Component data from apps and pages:
=== Section Start ===

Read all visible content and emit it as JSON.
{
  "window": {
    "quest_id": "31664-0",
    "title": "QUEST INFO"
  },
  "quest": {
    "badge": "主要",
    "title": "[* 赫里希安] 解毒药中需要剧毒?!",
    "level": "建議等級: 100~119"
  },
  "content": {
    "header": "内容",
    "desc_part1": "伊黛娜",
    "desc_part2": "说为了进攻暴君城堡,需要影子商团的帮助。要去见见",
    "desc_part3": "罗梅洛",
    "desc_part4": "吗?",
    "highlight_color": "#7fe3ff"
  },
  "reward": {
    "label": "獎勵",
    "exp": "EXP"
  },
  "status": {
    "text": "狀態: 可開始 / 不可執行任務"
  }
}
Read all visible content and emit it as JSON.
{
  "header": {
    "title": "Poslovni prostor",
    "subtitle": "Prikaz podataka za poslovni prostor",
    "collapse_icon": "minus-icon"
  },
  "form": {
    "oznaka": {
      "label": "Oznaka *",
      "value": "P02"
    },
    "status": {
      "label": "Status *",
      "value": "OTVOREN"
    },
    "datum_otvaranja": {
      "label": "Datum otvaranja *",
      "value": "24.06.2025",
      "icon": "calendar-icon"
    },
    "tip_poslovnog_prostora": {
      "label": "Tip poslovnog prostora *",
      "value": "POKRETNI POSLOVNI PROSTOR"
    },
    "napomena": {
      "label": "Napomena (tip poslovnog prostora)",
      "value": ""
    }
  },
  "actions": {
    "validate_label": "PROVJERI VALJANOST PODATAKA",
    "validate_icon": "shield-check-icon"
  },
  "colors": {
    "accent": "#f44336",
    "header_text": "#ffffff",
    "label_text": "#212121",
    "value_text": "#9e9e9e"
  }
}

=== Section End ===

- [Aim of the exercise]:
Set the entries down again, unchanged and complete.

- [Task answer]:
Read all visible content and emit it as JSON.
{
  "window": {
    "quest_id": "31664-0",
    "title": "QUEST INFO"
  },
  "quest": {
    "badge": "主要",
    "title": "[* 赫里希安] 解毒药中需要剧毒?!",
    "level": "建議等級: 100~119"
  },
  "content": {
    "header": "内容",
    "desc_part1": "伊黛娜",
    "desc_part2": "说为了进攻暴君城堡,需要影子商团的帮助。要去见见",
    "desc_part3": "罗梅洛",
    "desc_part4": "吗?",
    "highlight_color": "#7fe3ff"
  },
  "reward": {
    "label": "獎勵",
    "exp": "EXP"
  },
  "status": {
    "text": "狀態: 可開始 / 不可執行任務"
  }
}
Read all visible content and emit it as JSON.
{
  "header": {
    "title": "Poslovni prostor",
    "subtitle": "Prikaz podataka za poslovni prostor",
    "collapse_icon": "minus-icon"
  },
  "form": {
    "oznaka": {
      "label": "Oznaka *",
      "value": "P02"
    },
    "status": {
      "label": "Status *",
      "value": "OTVOREN"
    },
    "datum_otvaranja": {
      "label": "Datum otvaranja *",
      "value": "24.06.2025",
      "icon": "calendar-icon"
    },
    "tip_poslovnog_prostora": {
      "label": "Tip poslovnog prostora *",
      "value": "POKRETNI POSLOVNI PROSTOR"
    },
    "napomena": {
      "label": "Napomena (tip poslovnog prostora)",
      "value": ""
    }
  },
  "actions": {
    "validate_label": "PROVJERI VALJANOST PODATAKA",
    "validate_icon": "shield-check-icon"
  },
  "colors": {
    "accent": "#f44336",
    "header_text": "#ffffff",
    "label_text": "#212121",
    "value_text": "#9e9e9e"
  }
}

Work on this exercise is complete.